Barring a successful appeal, New Jersey will be forced by the courts to make its full pension contribution this year, which will total $1.6 billion.
But that payment hasn’t been budgeted for – and since Gov. Chris Christie has vowed not to raise taxes, the bulk of the money must come from spending cuts.
But budget and treasury officials testified on Tuesday that it might be “fiscally and physically” impossible for the state to come up with the money required to make the full payment.
David Rosen, legislative budget and finance officer for the nonpartisan Office of Legislative Services, told the Senate Budget and Appropriations Committee it would be nearly impossible for the state to scrape together $1.57 billion before the end of the fiscal year in June if that’s what the Supreme Court rules in a heated legal battle over pension funding.
“If the Supreme Court were to direct the state to make the additional payment before June 30, I’m not sure that that’s fiscally or physically possible in terms of the amount of money that is still left to be expended and the constraints that we have on how we could come up with that money,” Rosen said.
Rosen told the key Senate committee that with just six weeks left in the fiscal year, little money remains in state coffers.

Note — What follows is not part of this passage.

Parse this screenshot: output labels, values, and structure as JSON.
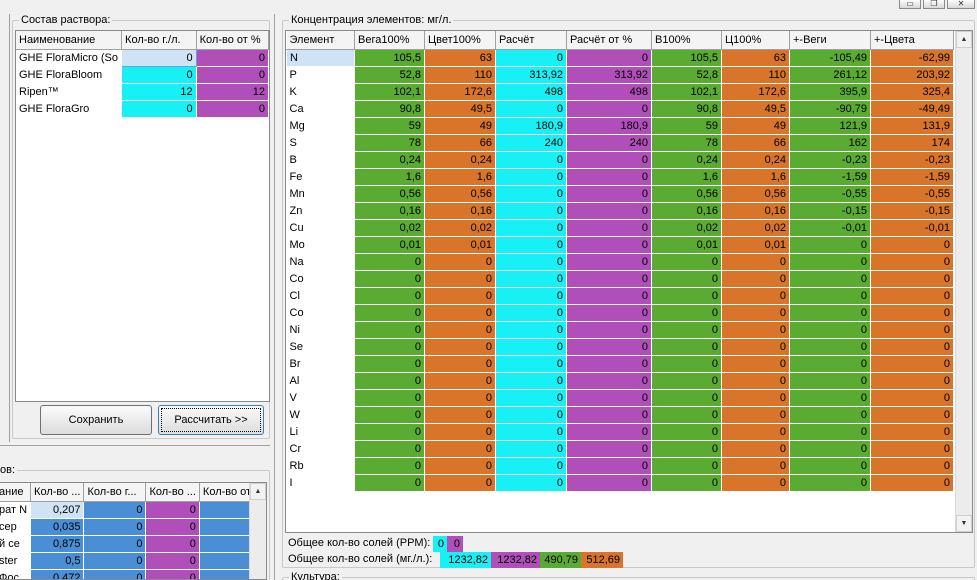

State Treasurer Andrew Sidamon-Eristoff reinforced Rosen’s remarks later Tuesday, when he said told the lawmakers that if the high court orders the full pension payment, “frankly, that ship has sailed.”
The administration could not pool the modest, unspent balances to amass nearly $1.6 billion without “visiting just havoc” on programs and services, he said.
On the bright side: the state said tax revenues exceeded projections by $200 million recently, and all that money will be going to pensions. Of course, that constitutes just 12 percent of the payment New Jersey needs to make.
Photo By Walter Burns [CC BY 2.0 (http://creativecommons.org/licenses/by/2.0)], via Wikimedia Commons